══ Working data ══

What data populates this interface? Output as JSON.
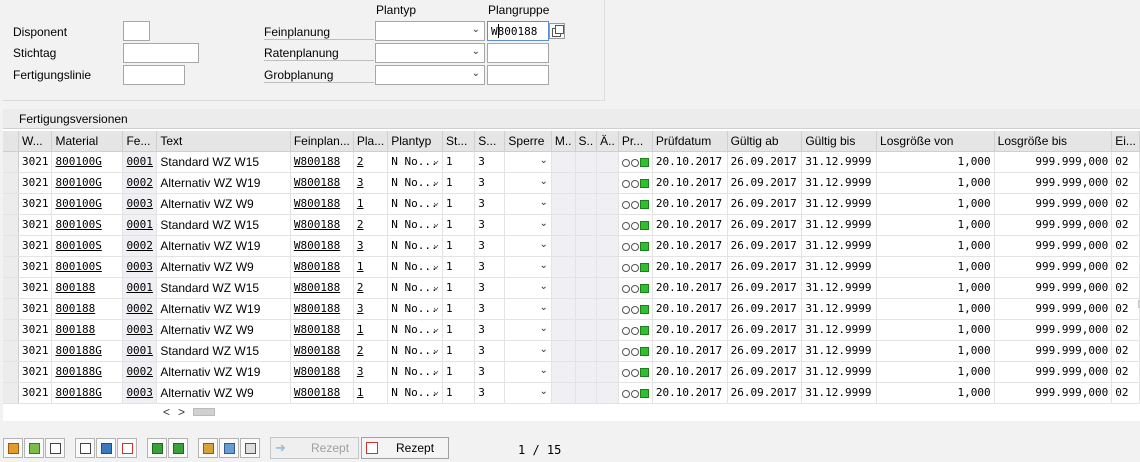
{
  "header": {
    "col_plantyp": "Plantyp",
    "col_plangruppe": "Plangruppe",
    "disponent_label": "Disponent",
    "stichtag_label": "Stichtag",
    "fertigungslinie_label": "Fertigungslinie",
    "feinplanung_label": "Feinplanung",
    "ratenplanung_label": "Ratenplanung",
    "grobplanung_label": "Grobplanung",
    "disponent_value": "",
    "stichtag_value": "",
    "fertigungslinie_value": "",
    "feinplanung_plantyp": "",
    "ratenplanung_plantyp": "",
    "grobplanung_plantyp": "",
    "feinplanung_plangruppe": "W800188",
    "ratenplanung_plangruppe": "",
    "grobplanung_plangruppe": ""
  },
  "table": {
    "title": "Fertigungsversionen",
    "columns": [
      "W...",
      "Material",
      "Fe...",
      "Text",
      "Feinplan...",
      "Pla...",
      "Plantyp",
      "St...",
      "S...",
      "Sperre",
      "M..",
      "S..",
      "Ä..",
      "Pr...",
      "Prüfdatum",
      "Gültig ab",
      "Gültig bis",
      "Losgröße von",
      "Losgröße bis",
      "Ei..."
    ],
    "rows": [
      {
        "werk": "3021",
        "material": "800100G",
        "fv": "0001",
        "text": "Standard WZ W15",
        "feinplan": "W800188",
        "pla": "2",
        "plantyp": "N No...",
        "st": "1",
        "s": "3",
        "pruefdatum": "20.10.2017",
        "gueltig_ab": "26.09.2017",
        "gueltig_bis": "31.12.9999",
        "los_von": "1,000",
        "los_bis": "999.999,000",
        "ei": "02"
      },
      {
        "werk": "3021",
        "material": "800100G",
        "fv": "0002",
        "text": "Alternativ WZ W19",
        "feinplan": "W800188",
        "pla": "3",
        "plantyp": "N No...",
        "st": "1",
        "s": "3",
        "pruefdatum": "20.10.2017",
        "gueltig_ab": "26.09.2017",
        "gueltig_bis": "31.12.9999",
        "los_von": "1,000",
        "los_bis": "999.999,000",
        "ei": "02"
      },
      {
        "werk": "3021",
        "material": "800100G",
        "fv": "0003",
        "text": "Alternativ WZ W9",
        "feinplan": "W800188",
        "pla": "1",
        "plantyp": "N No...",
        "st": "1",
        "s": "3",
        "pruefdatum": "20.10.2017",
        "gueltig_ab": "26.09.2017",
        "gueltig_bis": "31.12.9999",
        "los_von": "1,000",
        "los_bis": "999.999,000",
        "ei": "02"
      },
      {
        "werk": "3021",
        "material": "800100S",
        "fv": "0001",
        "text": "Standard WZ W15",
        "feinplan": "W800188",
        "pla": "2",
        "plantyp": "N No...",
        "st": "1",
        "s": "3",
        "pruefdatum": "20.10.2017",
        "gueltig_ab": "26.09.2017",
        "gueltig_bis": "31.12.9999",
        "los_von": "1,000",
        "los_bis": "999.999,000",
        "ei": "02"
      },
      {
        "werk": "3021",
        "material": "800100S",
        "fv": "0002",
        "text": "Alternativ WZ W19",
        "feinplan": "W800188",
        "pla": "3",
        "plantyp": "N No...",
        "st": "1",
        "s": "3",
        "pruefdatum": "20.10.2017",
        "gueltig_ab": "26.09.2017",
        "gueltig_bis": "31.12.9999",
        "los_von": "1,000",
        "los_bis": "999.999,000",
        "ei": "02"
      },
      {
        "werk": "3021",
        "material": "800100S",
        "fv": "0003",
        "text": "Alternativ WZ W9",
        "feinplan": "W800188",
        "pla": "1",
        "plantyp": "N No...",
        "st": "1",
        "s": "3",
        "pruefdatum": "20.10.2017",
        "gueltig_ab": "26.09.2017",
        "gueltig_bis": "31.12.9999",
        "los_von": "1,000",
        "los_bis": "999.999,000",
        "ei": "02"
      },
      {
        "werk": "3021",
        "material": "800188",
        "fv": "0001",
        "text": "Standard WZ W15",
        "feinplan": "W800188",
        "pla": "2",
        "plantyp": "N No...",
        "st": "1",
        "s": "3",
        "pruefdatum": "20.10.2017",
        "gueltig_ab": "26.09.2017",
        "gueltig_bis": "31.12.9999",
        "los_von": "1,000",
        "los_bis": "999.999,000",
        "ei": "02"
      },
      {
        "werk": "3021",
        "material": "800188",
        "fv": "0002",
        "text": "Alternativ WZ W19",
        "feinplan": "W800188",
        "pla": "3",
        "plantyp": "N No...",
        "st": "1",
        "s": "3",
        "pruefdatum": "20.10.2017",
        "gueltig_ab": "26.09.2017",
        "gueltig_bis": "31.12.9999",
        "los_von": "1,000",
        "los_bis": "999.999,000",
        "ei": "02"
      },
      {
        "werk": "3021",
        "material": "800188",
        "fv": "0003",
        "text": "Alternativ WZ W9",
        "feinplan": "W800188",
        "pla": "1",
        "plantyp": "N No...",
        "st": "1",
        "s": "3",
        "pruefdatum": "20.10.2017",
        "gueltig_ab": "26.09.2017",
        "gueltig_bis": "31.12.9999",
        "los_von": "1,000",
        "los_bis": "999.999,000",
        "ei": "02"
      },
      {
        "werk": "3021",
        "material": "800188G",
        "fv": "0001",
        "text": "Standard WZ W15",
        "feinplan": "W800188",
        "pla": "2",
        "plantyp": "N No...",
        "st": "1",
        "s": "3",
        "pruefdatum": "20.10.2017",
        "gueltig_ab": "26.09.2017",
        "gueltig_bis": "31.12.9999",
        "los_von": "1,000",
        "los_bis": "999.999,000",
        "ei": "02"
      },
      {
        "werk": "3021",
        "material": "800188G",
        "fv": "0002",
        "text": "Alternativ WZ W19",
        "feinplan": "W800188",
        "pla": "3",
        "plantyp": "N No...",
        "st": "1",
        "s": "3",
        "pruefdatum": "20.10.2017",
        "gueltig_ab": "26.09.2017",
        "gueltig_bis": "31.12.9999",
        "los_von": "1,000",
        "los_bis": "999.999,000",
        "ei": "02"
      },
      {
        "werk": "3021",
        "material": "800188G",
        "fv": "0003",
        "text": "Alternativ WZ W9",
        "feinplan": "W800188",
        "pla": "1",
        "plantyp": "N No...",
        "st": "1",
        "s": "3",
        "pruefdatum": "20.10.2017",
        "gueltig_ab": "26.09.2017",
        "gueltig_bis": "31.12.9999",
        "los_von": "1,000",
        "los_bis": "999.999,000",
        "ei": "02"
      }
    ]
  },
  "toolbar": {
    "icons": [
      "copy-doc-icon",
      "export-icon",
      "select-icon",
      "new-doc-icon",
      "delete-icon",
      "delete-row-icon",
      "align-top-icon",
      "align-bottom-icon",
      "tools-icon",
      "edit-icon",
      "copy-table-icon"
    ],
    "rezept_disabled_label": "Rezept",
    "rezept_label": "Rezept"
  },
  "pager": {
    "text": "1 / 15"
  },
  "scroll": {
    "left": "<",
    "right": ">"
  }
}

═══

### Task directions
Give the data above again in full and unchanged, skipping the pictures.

### Answer for the task
What data populates this interface? Output as JSON.
{
  "header": {
    "col_plantyp": "Plantyp",
    "col_plangruppe": "Plangruppe",
    "disponent_label": "Disponent",
    "stichtag_label": "Stichtag",
    "fertigungslinie_label": "Fertigungslinie",
    "feinplanung_label": "Feinplanung",
    "ratenplanung_label": "Ratenplanung",
    "grobplanung_label": "Grobplanung",
    "disponent_value": "",
    "stichtag_value": "",
    "fertigungslinie_value": "",
    "feinplanung_plantyp": "",
    "ratenplanung_plantyp": "",
    "grobplanung_plantyp": "",
    "feinplanung_plangruppe": "W800188",
    "ratenplanung_plangruppe": "",
    "grobplanung_plangruppe": ""
  },
  "table": {
    "title": "Fertigungsversionen",
    "columns": [
      "W...",
      "Material",
      "Fe...",
      "Text",
      "Feinplan...",
      "Pla...",
      "Plantyp",
      "St...",
      "S...",
      "Sperre",
      "M..",
      "S..",
      "Ä..",
      "Pr...",
      "Prüfdatum",
      "Gültig ab",
      "Gültig bis",
      "Losgröße von",
      "Losgröße bis",
      "Ei..."
    ],
    "rows": [
      {
        "werk": "3021",
        "material": "800100G",
        "fv": "0001",
        "text": "Standard WZ W15",
        "feinplan": "W800188",
        "pla": "2",
        "plantyp": "N No...",
        "st": "1",
        "s": "3",
        "pruefdatum": "20.10.2017",
        "gueltig_ab": "26.09.2017",
        "gueltig_bis": "31.12.9999",
        "los_von": "1,000",
        "los_bis": "999.999,000",
        "ei": "02"
      },
      {
        "werk": "3021",
        "material": "800100G",
        "fv": "0002",
        "text": "Alternativ WZ W19",
        "feinplan": "W800188",
        "pla": "3",
        "plantyp": "N No...",
        "st": "1",
        "s": "3",
        "pruefdatum": "20.10.2017",
        "gueltig_ab": "26.09.2017",
        "gueltig_bis": "31.12.9999",
        "los_von": "1,000",
        "los_bis": "999.999,000",
        "ei": "02"
      },
      {
        "werk": "3021",
        "material": "800100G",
        "fv": "0003",
        "text": "Alternativ WZ W9",
        "feinplan": "W800188",
        "pla": "1",
        "plantyp": "N No...",
        "st": "1",
        "s": "3",
        "pruefdatum": "20.10.2017",
        "gueltig_ab": "26.09.2017",
        "gueltig_bis": "31.12.9999",
        "los_von": "1,000",
        "los_bis": "999.999,000",
        "ei": "02"
      },
      {
        "werk": "3021",
        "material": "800100S",
        "fv": "0001",
        "text": "Standard WZ W15",
        "feinplan": "W800188",
        "pla": "2",
        "plantyp": "N No...",
        "st": "1",
        "s": "3",
        "pruefdatum": "20.10.2017",
        "gueltig_ab": "26.09.2017",
        "gueltig_bis": "31.12.9999",
        "los_von": "1,000",
        "los_bis": "999.999,000",
        "ei": "02"
      },
      {
        "werk": "3021",
        "material": "800100S",
        "fv": "0002",
        "text": "Alternativ WZ W19",
        "feinplan": "W800188",
        "pla": "3",
        "plantyp": "N No...",
        "st": "1",
        "s": "3",
        "pruefdatum": "20.10.2017",
        "gueltig_ab": "26.09.2017",
        "gueltig_bis": "31.12.9999",
        "los_von": "1,000",
        "los_bis": "999.999,000",
        "ei": "02"
      },
      {
        "werk": "3021",
        "material": "800100S",
        "fv": "0003",
        "text": "Alternativ WZ W9",
        "feinplan": "W800188",
        "pla": "1",
        "plantyp": "N No...",
        "st": "1",
        "s": "3",
        "pruefdatum": "20.10.2017",
        "gueltig_ab": "26.09.2017",
        "gueltig_bis": "31.12.9999",
        "los_von": "1,000",
        "los_bis": "999.999,000",
        "ei": "02"
      },
      {
        "werk": "3021",
        "material": "800188",
        "fv": "0001",
        "text": "Standard WZ W15",
        "feinplan": "W800188",
        "pla": "2",
        "plantyp": "N No...",
        "st": "1",
        "s": "3",
        "pruefdatum": "20.10.2017",
        "gueltig_ab": "26.09.2017",
        "gueltig_bis": "31.12.9999",
        "los_von": "1,000",
        "los_bis": "999.999,000",
        "ei": "02"
      },
      {
        "werk": "3021",
        "material": "800188",
        "fv": "0002",
        "text": "Alternativ WZ W19",
        "feinplan": "W800188",
        "pla": "3",
        "plantyp": "N No...",
        "st": "1",
        "s": "3",
        "pruefdatum": "20.10.2017",
        "gueltig_ab": "26.09.2017",
        "gueltig_bis": "31.12.9999",
        "los_von": "1,000",
        "los_bis": "999.999,000",
        "ei": "02"
      },
      {
        "werk": "3021",
        "material": "800188",
        "fv": "0003",
        "text": "Alternativ WZ W9",
        "feinplan": "W800188",
        "pla": "1",
        "plantyp": "N No...",
        "st": "1",
        "s": "3",
        "pruefdatum": "20.10.2017",
        "gueltig_ab": "26.09.2017",
        "gueltig_bis": "31.12.9999",
        "los_von": "1,000",
        "los_bis": "999.999,000",
        "ei": "02"
      },
      {
        "werk": "3021",
        "material": "800188G",
        "fv": "0001",
        "text": "Standard WZ W15",
        "feinplan": "W800188",
        "pla": "2",
        "plantyp": "N No...",
        "st": "1",
        "s": "3",
        "pruefdatum": "20.10.2017",
        "gueltig_ab": "26.09.2017",
        "gueltig_bis": "31.12.9999",
        "los_von": "1,000",
        "los_bis": "999.999,000",
        "ei": "02"
      },
      {
        "werk": "3021",
        "material": "800188G",
        "fv": "0002",
        "text": "Alternativ WZ W19",
        "feinplan": "W800188",
        "pla": "3",
        "plantyp": "N No...",
        "st": "1",
        "s": "3",
        "pruefdatum": "20.10.2017",
        "gueltig_ab": "26.09.2017",
        "gueltig_bis": "31.12.9999",
        "los_von": "1,000",
        "los_bis": "999.999,000",
        "ei": "02"
      },
      {
        "werk": "3021",
        "material": "800188G",
        "fv": "0003",
        "text": "Alternativ WZ W9",
        "feinplan": "W800188",
        "pla": "1",
        "plantyp": "N No...",
        "st": "1",
        "s": "3",
        "pruefdatum": "20.10.2017",
        "gueltig_ab": "26.09.2017",
        "gueltig_bis": "31.12.9999",
        "los_von": "1,000",
        "los_bis": "999.999,000",
        "ei": "02"
      }
    ]
  },
  "toolbar": {
    "icons": [
      "copy-doc-icon",
      "export-icon",
      "select-icon",
      "new-doc-icon",
      "delete-icon",
      "delete-row-icon",
      "align-top-icon",
      "align-bottom-icon",
      "tools-icon",
      "edit-icon",
      "copy-table-icon"
    ],
    "rezept_disabled_label": "Rezept",
    "rezept_label": "Rezept"
  },
  "pager": {
    "text": "1 / 15"
  },
  "scroll": {
    "left": "<",
    "right": ">"
  }
}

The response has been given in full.